In 2007, the judge from the Southern District of New York ordered the Argentine state to pay Claren the total sum of US$7,507,089 in principal and interest on unpaid Negotiable External Global Bonds 1997-2017, which had been acquired by the company.
Attorney General Alejandra Gils Carbó had requested that the highest court dismiss the execution – under the name exequátur- demanded by the creditor that was benefited by Griesa’s ruling. The Court backed the attorney general, who based her argument on the economic emergency law, passed during the 2001 crisis. For the court, the validity of the law was not even up for debate in Griesa’s jurisdiction.
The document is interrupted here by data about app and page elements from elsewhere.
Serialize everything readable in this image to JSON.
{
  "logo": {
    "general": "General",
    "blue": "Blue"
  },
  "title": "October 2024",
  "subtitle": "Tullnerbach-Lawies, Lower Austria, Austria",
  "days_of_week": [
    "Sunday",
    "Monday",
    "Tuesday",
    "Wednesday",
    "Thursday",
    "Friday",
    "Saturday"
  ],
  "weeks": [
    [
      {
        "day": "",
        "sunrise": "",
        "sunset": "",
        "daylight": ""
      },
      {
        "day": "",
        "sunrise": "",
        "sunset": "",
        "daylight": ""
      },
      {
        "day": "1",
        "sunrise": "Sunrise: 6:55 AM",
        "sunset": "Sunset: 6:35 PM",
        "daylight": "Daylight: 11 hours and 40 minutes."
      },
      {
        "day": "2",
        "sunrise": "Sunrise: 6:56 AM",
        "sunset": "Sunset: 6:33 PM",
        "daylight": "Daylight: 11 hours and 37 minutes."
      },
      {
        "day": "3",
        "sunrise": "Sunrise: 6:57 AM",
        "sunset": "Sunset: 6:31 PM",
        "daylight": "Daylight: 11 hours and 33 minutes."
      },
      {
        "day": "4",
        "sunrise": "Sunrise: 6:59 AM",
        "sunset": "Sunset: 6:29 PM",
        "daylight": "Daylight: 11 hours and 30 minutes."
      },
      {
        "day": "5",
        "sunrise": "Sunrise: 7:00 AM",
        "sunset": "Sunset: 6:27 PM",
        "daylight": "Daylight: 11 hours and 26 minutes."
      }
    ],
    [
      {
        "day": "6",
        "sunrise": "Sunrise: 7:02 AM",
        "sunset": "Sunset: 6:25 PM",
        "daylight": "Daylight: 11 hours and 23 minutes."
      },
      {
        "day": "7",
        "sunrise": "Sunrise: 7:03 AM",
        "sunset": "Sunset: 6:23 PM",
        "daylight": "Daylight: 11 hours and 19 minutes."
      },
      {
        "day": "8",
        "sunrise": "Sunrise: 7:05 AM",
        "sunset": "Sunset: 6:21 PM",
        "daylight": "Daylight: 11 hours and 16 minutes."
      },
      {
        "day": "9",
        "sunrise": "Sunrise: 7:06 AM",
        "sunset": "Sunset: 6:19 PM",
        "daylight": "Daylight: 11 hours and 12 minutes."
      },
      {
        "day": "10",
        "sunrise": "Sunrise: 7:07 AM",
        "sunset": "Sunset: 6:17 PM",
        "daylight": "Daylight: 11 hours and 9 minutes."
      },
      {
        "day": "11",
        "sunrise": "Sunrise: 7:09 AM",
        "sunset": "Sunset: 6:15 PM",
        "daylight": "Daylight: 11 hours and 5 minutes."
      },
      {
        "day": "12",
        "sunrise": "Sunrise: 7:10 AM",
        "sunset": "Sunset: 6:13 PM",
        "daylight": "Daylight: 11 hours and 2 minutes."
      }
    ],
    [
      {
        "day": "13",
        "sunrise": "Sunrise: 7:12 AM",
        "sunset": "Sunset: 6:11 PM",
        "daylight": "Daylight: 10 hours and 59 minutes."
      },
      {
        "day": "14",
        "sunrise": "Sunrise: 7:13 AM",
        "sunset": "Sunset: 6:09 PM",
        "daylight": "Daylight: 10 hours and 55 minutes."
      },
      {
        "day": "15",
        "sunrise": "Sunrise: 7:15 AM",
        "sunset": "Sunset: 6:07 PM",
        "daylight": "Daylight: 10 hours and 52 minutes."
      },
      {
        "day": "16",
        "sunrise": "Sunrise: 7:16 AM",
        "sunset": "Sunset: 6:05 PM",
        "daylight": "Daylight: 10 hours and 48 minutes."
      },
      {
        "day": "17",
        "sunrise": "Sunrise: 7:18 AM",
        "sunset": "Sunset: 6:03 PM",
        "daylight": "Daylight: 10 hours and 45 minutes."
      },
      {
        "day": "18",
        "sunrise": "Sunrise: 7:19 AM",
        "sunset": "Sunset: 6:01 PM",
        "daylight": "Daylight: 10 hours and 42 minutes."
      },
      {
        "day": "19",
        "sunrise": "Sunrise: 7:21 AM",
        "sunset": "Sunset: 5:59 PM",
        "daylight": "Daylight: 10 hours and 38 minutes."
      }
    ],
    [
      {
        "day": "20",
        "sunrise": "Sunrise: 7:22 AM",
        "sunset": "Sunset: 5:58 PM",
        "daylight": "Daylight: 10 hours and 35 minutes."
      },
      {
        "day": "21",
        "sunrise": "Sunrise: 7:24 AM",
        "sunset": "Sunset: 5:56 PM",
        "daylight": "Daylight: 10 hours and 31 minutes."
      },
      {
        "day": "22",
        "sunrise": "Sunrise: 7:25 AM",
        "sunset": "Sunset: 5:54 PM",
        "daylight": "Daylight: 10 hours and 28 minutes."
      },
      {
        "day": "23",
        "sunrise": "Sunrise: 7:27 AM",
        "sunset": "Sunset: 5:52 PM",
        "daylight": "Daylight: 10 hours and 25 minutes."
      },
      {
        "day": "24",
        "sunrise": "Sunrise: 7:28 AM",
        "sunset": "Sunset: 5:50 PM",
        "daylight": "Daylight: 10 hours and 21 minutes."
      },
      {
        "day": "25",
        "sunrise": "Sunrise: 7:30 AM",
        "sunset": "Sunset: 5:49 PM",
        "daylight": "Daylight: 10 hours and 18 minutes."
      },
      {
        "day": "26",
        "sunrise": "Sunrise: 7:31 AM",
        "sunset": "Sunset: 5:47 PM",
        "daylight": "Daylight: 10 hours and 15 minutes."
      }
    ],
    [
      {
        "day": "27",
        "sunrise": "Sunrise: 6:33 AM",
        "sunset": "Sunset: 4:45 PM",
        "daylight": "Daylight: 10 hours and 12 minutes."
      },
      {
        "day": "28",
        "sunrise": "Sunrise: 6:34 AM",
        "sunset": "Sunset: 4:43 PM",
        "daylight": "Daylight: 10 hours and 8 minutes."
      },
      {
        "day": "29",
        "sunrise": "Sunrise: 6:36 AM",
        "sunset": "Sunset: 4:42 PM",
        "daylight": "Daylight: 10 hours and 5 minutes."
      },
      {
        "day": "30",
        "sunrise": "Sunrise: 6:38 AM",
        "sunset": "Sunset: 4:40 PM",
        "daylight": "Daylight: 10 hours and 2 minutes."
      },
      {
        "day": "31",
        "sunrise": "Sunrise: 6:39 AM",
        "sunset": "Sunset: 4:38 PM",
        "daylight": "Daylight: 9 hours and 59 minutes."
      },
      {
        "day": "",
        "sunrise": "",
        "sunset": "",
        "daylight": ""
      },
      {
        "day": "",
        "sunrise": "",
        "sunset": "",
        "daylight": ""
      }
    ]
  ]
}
The complaint before the Court was brought forward by attorney Horacio Liendo, who had worked on the team of Domingo Cavallo at the Economy Ministry. “The exequátur attempted by Claren does not satisfy the requirement laid out in section 4 of Article 517 of the Civil and Commercial Code, insofar as admitting the attempt by the plaintiff would mean validating that this, through an individual action brought before a foreign court, eludes the process of public debt restructuring put forth by the Argentine state through the emergency laws issued by the competent authorities according to what is established in the national Constitution,” said the justices who signed it.
Global Post (EFE)
Friday, March 7, 2014
Washington, Mar 7 (EFE).- The U.S. government has filed an amicus brief before the Supreme Court supporting Argentina's position in a bank-subpoena dispute with hedge funds that are seeking full payment on defaulted bonds.
In the brief, U.S. Solicitor General Donald Verrilli Jr. argued that the U.S. government has a "substantial interest in the correct interpretation and application" of the Foreign Sovereign Immunities Act, or FSIA.
Forbes (Also on Legal Pulse)
Friday, March 7, 2014
By Richard Samp
The Supreme Court on Wednesday issued a divided opinion in a case that raised an important issue of arbitration law: should an arbitrator or a judge decide whether an international treaty requires a private party to bring a commercial dispute before a judge prior to attempting arbitration? In BG Group PLC v. Republic of Argentina, the Court ruled 7-2 against Argentina, concluding that arbitrators acted within their power when they concluded that a British firm was not required to file suit in Argentina’s courts before seeking arbitration. Chief Justice Roberts, joined by Justice Kennedy, dissented; they argued that in signing the bilateral UK-Argentina investment treaty, Argentina agreed to arbitration only on condition that investors bring their disputes to an Argentine court first. But there was one point on which the justices agreed unanimously: Argentina has a sorry history of living up to its contractual commitments to investors. That point of agreement does not bode well for Argentina, which in two pending Supreme Court cases is asking the Court to permit it to invoke sovereign immunity as the basis for resisting repayment of sovereign debt.